Available data =>
- - - -
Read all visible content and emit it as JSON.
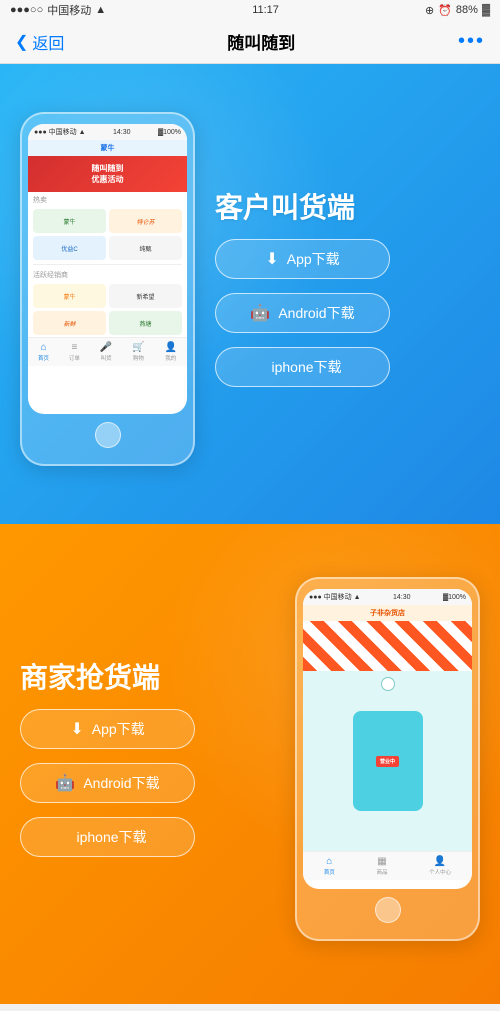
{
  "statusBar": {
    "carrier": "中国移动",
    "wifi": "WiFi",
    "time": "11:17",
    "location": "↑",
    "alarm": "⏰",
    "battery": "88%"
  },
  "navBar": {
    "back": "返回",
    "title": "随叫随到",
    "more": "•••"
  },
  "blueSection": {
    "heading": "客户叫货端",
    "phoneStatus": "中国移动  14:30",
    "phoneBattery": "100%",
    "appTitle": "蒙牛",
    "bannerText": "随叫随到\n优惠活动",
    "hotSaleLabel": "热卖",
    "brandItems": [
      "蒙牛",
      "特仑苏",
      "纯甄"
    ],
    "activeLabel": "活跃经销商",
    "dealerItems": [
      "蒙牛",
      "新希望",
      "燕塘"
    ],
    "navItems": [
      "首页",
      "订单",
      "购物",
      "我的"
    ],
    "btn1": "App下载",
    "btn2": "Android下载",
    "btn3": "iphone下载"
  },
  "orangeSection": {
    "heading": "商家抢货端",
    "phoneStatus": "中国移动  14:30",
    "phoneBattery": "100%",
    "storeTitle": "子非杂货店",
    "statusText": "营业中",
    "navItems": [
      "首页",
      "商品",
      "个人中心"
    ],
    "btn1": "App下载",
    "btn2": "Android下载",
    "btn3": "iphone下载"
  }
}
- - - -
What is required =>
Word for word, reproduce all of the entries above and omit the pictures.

Exercise solution =>
Read all visible content and emit it as JSON.
{
  "statusBar": {
    "carrier": "中国移动",
    "wifi": "WiFi",
    "time": "11:17",
    "location": "↑",
    "alarm": "⏰",
    "battery": "88%"
  },
  "navBar": {
    "back": "返回",
    "title": "随叫随到",
    "more": "•••"
  },
  "blueSection": {
    "heading": "客户叫货端",
    "phoneStatus": "中国移动  14:30",
    "phoneBattery": "100%",
    "appTitle": "蒙牛",
    "bannerText": "随叫随到\n优惠活动",
    "hotSaleLabel": "热卖",
    "brandItems": [
      "蒙牛",
      "特仑苏",
      "纯甄"
    ],
    "activeLabel": "活跃经销商",
    "dealerItems": [
      "蒙牛",
      "新希望",
      "燕塘"
    ],
    "navItems": [
      "首页",
      "订单",
      "购物",
      "我的"
    ],
    "btn1": "App下载",
    "btn2": "Android下载",
    "btn3": "iphone下载"
  },
  "orangeSection": {
    "heading": "商家抢货端",
    "phoneStatus": "中国移动  14:30",
    "phoneBattery": "100%",
    "storeTitle": "子非杂货店",
    "statusText": "营业中",
    "navItems": [
      "首页",
      "商品",
      "个人中心"
    ],
    "btn1": "App下载",
    "btn2": "Android下载",
    "btn3": "iphone下载"
  }
}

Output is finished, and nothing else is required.